*** Opening of TASK MATERIAL ***
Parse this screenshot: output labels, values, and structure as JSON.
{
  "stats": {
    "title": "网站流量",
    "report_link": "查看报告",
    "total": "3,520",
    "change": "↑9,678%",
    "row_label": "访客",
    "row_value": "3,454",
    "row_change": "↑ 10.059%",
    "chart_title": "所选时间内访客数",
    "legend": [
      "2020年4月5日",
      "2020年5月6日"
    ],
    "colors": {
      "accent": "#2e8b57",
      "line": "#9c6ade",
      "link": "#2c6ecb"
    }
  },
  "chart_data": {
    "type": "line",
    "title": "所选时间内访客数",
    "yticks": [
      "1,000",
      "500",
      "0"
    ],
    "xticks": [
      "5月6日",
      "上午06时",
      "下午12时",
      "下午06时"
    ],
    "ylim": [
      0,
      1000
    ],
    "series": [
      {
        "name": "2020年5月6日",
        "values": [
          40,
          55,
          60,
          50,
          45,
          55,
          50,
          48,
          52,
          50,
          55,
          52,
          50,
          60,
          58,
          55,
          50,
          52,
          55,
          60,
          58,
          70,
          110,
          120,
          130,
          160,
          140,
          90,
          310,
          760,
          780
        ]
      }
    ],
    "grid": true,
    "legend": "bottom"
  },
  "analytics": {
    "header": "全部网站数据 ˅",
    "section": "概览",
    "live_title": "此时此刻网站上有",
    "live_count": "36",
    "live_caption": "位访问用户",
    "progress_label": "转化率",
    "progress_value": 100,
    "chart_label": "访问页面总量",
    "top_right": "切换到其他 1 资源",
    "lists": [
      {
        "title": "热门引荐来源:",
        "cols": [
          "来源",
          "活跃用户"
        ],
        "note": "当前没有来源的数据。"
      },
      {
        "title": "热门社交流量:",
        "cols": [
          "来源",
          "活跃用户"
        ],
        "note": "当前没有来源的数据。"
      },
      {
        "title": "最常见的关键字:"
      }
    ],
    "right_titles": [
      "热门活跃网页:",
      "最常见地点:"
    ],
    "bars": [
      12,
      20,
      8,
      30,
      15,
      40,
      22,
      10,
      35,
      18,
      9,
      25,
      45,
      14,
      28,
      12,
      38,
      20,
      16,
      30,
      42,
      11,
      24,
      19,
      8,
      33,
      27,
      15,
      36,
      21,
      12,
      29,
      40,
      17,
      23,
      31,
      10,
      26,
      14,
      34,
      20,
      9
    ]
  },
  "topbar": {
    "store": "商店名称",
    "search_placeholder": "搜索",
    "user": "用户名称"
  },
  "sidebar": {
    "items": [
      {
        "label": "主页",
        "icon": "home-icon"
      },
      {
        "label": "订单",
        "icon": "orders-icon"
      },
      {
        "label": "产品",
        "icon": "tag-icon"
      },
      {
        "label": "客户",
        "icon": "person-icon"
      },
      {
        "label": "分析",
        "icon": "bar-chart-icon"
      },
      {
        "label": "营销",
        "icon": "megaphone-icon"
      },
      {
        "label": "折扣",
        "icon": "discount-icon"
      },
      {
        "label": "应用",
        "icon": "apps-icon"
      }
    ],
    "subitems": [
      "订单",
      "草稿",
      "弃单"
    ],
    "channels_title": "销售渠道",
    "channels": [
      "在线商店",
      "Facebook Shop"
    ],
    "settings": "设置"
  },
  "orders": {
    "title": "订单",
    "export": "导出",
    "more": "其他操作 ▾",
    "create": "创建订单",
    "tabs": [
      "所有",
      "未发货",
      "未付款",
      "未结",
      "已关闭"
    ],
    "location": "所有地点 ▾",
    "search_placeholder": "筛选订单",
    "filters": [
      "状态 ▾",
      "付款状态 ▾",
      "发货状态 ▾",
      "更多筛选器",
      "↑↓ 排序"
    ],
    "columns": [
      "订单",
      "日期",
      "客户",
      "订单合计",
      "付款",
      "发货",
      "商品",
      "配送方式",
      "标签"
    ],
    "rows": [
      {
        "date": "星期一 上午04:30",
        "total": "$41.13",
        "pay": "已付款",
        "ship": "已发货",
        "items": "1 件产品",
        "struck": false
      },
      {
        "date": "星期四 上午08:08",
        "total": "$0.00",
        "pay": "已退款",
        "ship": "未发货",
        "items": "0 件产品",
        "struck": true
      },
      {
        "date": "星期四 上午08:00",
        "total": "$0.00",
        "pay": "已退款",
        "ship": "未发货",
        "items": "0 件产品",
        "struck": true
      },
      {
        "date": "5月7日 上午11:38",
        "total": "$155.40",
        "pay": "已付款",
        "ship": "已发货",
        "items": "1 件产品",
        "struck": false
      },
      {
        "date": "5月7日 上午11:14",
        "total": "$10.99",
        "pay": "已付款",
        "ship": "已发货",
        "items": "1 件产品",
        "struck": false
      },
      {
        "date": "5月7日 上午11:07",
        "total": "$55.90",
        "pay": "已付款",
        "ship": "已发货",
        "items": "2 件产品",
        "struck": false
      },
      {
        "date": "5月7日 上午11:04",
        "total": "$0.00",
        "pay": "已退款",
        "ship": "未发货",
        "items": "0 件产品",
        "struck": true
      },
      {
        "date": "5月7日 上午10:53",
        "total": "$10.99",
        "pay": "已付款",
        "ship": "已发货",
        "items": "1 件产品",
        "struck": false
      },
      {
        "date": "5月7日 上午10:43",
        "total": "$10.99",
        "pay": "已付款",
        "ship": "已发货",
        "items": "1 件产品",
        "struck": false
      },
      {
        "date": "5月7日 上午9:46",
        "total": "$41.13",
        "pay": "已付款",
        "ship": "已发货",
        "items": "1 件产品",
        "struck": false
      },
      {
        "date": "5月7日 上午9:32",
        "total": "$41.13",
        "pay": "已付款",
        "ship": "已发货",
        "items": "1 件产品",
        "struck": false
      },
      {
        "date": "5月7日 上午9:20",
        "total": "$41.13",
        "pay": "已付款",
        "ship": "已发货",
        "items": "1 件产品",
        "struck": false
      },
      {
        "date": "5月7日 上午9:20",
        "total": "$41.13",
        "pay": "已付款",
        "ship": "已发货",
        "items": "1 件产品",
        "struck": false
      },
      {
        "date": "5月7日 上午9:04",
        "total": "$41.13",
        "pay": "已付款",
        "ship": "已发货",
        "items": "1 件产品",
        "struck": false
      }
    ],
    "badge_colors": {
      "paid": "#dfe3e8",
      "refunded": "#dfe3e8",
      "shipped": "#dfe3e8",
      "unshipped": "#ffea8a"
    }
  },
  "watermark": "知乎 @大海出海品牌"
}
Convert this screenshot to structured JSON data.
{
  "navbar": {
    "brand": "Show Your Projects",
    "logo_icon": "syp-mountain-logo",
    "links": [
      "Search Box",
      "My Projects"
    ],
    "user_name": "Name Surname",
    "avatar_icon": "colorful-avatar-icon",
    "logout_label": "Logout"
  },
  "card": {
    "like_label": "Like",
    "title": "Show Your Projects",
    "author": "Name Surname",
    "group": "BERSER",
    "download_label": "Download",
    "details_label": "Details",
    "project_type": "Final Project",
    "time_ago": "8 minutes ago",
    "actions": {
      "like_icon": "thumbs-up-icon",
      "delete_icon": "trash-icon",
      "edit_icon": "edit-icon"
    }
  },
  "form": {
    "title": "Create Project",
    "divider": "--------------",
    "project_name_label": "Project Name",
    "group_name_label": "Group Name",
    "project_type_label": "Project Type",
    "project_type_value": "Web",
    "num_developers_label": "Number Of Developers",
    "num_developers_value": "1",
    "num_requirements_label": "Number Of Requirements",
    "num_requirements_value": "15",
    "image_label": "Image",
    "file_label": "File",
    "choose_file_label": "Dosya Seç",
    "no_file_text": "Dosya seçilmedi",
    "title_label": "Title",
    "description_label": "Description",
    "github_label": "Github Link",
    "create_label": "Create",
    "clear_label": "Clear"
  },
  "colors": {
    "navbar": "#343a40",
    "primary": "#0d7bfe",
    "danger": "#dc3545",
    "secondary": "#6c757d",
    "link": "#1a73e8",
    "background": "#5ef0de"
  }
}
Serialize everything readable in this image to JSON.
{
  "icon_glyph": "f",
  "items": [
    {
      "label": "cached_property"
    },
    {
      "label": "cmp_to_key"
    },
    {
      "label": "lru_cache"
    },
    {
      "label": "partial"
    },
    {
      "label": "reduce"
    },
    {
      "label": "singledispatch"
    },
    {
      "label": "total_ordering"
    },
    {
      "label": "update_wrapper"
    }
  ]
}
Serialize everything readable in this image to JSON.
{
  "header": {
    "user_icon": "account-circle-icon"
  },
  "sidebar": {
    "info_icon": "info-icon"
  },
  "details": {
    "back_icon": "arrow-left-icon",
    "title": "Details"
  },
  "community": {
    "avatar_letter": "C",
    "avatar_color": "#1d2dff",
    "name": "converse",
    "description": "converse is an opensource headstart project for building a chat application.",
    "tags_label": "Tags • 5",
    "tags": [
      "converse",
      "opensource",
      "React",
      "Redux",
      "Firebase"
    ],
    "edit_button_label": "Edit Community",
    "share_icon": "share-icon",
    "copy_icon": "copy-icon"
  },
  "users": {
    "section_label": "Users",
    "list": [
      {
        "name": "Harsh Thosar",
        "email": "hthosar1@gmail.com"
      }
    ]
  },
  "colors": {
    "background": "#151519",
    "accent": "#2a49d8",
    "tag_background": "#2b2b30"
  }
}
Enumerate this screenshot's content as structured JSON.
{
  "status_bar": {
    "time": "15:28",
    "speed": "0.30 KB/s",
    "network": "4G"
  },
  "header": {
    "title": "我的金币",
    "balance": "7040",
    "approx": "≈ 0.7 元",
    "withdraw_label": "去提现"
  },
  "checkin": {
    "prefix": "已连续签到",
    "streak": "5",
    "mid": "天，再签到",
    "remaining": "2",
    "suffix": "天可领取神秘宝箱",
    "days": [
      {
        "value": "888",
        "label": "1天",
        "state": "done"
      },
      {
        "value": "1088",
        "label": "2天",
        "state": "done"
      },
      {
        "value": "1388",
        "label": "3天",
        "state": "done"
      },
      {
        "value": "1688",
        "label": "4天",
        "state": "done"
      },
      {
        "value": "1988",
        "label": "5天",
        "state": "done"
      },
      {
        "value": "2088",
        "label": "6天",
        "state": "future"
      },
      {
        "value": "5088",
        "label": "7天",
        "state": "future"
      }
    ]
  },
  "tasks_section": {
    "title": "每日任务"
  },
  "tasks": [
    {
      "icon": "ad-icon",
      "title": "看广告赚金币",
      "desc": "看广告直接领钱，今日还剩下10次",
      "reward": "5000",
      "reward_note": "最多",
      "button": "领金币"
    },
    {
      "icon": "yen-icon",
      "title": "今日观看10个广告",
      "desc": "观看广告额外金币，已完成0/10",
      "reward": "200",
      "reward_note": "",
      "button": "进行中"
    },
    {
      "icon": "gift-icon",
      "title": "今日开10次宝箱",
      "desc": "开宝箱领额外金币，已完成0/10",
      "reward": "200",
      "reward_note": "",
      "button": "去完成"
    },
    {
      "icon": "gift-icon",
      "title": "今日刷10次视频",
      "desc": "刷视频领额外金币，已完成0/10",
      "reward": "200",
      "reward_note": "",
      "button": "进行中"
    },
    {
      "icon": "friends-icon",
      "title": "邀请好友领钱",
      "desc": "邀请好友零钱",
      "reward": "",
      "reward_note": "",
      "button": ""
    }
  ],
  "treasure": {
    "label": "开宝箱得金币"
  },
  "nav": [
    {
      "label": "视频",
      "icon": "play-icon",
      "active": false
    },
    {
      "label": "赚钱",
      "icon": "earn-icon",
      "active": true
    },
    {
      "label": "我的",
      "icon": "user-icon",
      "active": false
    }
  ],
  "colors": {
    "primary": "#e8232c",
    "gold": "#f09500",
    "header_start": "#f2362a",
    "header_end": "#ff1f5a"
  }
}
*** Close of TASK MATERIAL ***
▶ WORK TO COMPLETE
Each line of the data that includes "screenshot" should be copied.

▶ SOLUTION
Parse this screenshot: output labels, values, and structure as JSON.
Convert this screenshot to structured JSON data.
Enumerate this screenshot's content as structured JSON.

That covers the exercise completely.